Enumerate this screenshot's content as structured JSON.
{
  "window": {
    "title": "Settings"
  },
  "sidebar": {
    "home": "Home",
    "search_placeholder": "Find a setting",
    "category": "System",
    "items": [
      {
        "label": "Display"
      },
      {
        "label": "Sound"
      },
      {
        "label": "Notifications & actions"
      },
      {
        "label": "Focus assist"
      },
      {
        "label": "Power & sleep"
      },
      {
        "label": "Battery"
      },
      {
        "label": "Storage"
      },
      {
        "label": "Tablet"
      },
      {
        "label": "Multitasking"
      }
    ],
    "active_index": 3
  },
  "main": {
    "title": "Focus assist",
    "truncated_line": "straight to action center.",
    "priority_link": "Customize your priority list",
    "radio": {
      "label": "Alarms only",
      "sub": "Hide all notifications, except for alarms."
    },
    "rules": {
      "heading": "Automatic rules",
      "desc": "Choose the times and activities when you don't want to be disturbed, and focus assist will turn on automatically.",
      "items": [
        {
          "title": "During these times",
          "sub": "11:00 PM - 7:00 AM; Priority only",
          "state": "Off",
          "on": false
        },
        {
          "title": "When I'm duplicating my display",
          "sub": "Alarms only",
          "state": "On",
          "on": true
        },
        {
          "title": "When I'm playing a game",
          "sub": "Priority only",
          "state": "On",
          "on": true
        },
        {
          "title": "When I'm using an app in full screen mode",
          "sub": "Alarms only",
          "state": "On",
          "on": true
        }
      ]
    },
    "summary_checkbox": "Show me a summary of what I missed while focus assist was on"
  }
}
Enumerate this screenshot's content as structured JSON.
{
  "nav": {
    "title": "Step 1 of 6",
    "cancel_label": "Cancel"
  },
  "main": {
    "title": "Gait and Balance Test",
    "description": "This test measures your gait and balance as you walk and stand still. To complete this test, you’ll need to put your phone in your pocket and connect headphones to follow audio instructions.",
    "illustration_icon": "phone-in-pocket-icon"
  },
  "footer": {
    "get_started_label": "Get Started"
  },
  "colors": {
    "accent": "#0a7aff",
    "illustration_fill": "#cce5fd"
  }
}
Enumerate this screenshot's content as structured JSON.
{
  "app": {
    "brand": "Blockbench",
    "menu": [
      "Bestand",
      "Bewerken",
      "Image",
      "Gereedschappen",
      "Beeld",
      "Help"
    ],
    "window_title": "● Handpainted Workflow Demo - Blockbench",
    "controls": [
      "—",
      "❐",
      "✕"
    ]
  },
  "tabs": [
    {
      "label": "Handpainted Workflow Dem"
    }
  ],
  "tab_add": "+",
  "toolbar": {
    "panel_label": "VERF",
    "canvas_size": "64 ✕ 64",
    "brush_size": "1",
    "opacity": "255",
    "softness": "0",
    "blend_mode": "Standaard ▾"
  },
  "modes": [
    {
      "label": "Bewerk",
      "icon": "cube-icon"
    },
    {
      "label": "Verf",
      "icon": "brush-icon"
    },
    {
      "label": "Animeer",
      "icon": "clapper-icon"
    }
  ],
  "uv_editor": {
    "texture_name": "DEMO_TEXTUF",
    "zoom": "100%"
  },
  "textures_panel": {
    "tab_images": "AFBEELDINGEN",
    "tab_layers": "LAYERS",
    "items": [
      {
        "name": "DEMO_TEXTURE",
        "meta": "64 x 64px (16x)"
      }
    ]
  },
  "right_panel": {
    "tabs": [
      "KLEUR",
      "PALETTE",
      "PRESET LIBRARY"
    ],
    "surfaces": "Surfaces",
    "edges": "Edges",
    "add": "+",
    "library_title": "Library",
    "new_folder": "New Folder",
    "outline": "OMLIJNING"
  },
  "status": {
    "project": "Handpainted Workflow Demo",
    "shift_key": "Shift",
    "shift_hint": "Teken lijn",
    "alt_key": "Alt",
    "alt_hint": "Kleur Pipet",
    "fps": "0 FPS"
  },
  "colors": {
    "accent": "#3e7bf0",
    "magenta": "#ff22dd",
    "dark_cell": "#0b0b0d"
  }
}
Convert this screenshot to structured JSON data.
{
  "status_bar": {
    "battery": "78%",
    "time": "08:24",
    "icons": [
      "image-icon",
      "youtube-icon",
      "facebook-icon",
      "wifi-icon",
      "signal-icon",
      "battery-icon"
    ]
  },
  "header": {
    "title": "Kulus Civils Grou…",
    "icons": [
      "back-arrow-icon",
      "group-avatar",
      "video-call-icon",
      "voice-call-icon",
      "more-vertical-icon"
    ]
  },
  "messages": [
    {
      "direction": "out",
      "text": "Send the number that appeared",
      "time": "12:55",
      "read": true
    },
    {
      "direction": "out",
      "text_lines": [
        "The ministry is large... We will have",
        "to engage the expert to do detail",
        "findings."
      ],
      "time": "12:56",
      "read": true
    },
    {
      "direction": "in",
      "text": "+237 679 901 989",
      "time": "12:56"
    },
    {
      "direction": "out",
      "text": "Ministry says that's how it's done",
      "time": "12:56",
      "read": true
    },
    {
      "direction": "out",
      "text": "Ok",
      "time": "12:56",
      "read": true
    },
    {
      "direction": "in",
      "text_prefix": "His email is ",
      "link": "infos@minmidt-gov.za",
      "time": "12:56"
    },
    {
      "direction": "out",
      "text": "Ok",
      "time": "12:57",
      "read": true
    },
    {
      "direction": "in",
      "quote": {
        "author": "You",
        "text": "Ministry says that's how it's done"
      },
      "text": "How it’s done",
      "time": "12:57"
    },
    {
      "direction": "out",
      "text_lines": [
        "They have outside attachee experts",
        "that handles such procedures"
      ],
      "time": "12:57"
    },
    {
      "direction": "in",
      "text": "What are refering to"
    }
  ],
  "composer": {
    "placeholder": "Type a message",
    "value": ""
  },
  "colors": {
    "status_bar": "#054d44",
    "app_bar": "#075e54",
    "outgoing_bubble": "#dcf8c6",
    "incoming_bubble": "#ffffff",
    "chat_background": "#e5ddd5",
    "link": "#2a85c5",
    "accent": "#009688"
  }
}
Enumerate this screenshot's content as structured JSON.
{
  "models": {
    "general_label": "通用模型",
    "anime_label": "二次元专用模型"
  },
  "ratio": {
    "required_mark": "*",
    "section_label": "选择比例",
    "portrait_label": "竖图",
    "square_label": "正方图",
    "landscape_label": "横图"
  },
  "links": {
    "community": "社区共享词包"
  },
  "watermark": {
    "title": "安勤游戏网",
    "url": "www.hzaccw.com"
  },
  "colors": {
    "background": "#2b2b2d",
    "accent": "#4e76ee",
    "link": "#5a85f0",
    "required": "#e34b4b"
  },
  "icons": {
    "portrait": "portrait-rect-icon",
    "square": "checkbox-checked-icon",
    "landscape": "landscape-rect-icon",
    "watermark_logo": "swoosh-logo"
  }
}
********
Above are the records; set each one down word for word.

Enumerate this screenshot's content as structured JSON.
{
  "window": {
    "title": "Settings"
  },
  "sidebar": {
    "home": "Home",
    "search_placeholder": "Find a setting",
    "category": "System",
    "items": [
      {
        "label": "Display"
      },
      {
        "label": "Sound"
      },
      {
        "label": "Notifications & actions"
      },
      {
        "label": "Focus assist"
      },
      {
        "label": "Power & sleep"
      },
      {
        "label": "Battery"
      },
      {
        "label": "Storage"
      },
      {
        "label": "Tablet"
      },
      {
        "label": "Multitasking"
      }
    ],
    "active_index": 3
  },
  "main": {
    "title": "Focus assist",
    "truncated_line": "straight to action center.",
    "priority_link": "Customize your priority list",
    "radio": {
      "label": "Alarms only",
      "sub": "Hide all notifications, except for alarms."
    },
    "rules": {
      "heading": "Automatic rules",
      "desc": "Choose the times and activities when you don't want to be disturbed, and focus assist will turn on automatically.",
      "items": [
        {
          "title": "During these times",
          "sub": "11:00 PM - 7:00 AM; Priority only",
          "state": "Off",
          "on": false
        },
        {
          "title": "When I'm duplicating my display",
          "sub": "Alarms only",
          "state": "On",
          "on": true
        },
        {
          "title": "When I'm playing a game",
          "sub": "Priority only",
          "state": "On",
          "on": true
        },
        {
          "title": "When I'm using an app in full screen mode",
          "sub": "Alarms only",
          "state": "On",
          "on": true
        }
      ]
    },
    "summary_checkbox": "Show me a summary of what I missed while focus assist was on"
  }
}
Enumerate this screenshot's content as structured JSON.
{
  "nav": {
    "title": "Step 1 of 6",
    "cancel_label": "Cancel"
  },
  "main": {
    "title": "Gait and Balance Test",
    "description": "This test measures your gait and balance as you walk and stand still. To complete this test, you’ll need to put your phone in your pocket and connect headphones to follow audio instructions.",
    "illustration_icon": "phone-in-pocket-icon"
  },
  "footer": {
    "get_started_label": "Get Started"
  },
  "colors": {
    "accent": "#0a7aff",
    "illustration_fill": "#cce5fd"
  }
}
Enumerate this screenshot's content as structured JSON.
{
  "app": {
    "brand": "Blockbench",
    "menu": [
      "Bestand",
      "Bewerken",
      "Image",
      "Gereedschappen",
      "Beeld",
      "Help"
    ],
    "window_title": "● Handpainted Workflow Demo - Blockbench",
    "controls": [
      "—",
      "❐",
      "✕"
    ]
  },
  "tabs": [
    {
      "label": "Handpainted Workflow Dem"
    }
  ],
  "tab_add": "+",
  "toolbar": {
    "panel_label": "VERF",
    "canvas_size": "64 ✕ 64",
    "brush_size": "1",
    "opacity": "255",
    "softness": "0",
    "blend_mode": "Standaard ▾"
  },
  "modes": [
    {
      "label": "Bewerk",
      "icon": "cube-icon"
    },
    {
      "label": "Verf",
      "icon": "brush-icon"
    },
    {
      "label": "Animeer",
      "icon": "clapper-icon"
    }
  ],
  "uv_editor": {
    "texture_name": "DEMO_TEXTUF",
    "zoom": "100%"
  },
  "textures_panel": {
    "tab_images": "AFBEELDINGEN",
    "tab_layers": "LAYERS",
    "items": [
      {
        "name": "DEMO_TEXTURE",
        "meta": "64 x 64px (16x)"
      }
    ]
  },
  "right_panel": {
    "tabs": [
      "KLEUR",
      "PALETTE",
      "PRESET LIBRARY"
    ],
    "surfaces": "Surfaces",
    "edges": "Edges",
    "add": "+",
    "library_title": "Library",
    "new_folder": "New Folder",
    "outline": "OMLIJNING"
  },
  "status": {
    "project": "Handpainted Workflow Demo",
    "shift_key": "Shift",
    "shift_hint": "Teken lijn",
    "alt_key": "Alt",
    "alt_hint": "Kleur Pipet",
    "fps": "0 FPS"
  },
  "colors": {
    "accent": "#3e7bf0",
    "magenta": "#ff22dd",
    "dark_cell": "#0b0b0d"
  }
}
Convert this screenshot to structured JSON data.
{
  "status_bar": {
    "battery": "78%",
    "time": "08:24",
    "icons": [
      "image-icon",
      "youtube-icon",
      "facebook-icon",
      "wifi-icon",
      "signal-icon",
      "battery-icon"
    ]
  },
  "header": {
    "title": "Kulus Civils Grou…",
    "icons": [
      "back-arrow-icon",
      "group-avatar",
      "video-call-icon",
      "voice-call-icon",
      "more-vertical-icon"
    ]
  },
  "messages": [
    {
      "direction": "out",
      "text": "Send the number that appeared",
      "time": "12:55",
      "read": true
    },
    {
      "direction": "out",
      "text_lines": [
        "The ministry is large... We will have",
        "to engage the expert to do detail",
        "findings."
      ],
      "time": "12:56",
      "read": true
    },
    {
      "direction": "in",
      "text": "+237 679 901 989",
      "time": "12:56"
    },
    {
      "direction": "out",
      "text": "Ministry says that's how it's done",
      "time": "12:56",
      "read": true
    },
    {
      "direction": "out",
      "text": "Ok",
      "time": "12:56",
      "read": true
    },
    {
      "direction": "in",
      "text_prefix": "His email is ",
      "link": "infos@minmidt-gov.za",
      "time": "12:56"
    },
    {
      "direction": "out",
      "text": "Ok",
      "time": "12:57",
      "read": true
    },
    {
      "direction": "in",
      "quote": {
        "author": "You",
        "text": "Ministry says that's how it's done"
      },
      "text": "How it’s done",
      "time": "12:57"
    },
    {
      "direction": "out",
      "text_lines": [
        "They have outside attachee experts",
        "that handles such procedures"
      ],
      "time": "12:57"
    },
    {
      "direction": "in",
      "text": "What are refering to"
    }
  ],
  "composer": {
    "placeholder": "Type a message",
    "value": ""
  },
  "colors": {
    "status_bar": "#054d44",
    "app_bar": "#075e54",
    "outgoing_bubble": "#dcf8c6",
    "incoming_bubble": "#ffffff",
    "chat_background": "#e5ddd5",
    "link": "#2a85c5",
    "accent": "#009688"
  }
}
Enumerate this screenshot's content as structured JSON.
{
  "models": {
    "general_label": "通用模型",
    "anime_label": "二次元专用模型"
  },
  "ratio": {
    "required_mark": "*",
    "section_label": "选择比例",
    "portrait_label": "竖图",
    "square_label": "正方图",
    "landscape_label": "横图"
  },
  "links": {
    "community": "社区共享词包"
  },
  "watermark": {
    "title": "安勤游戏网",
    "url": "www.hzaccw.com"
  },
  "colors": {
    "background": "#2b2b2d",
    "accent": "#4e76ee",
    "link": "#5a85f0",
    "required": "#e34b4b"
  },
  "icons": {
    "portrait": "portrait-rect-icon",
    "square": "checkbox-checked-icon",
    "landscape": "landscape-rect-icon",
    "watermark_logo": "swoosh-logo"
  }
}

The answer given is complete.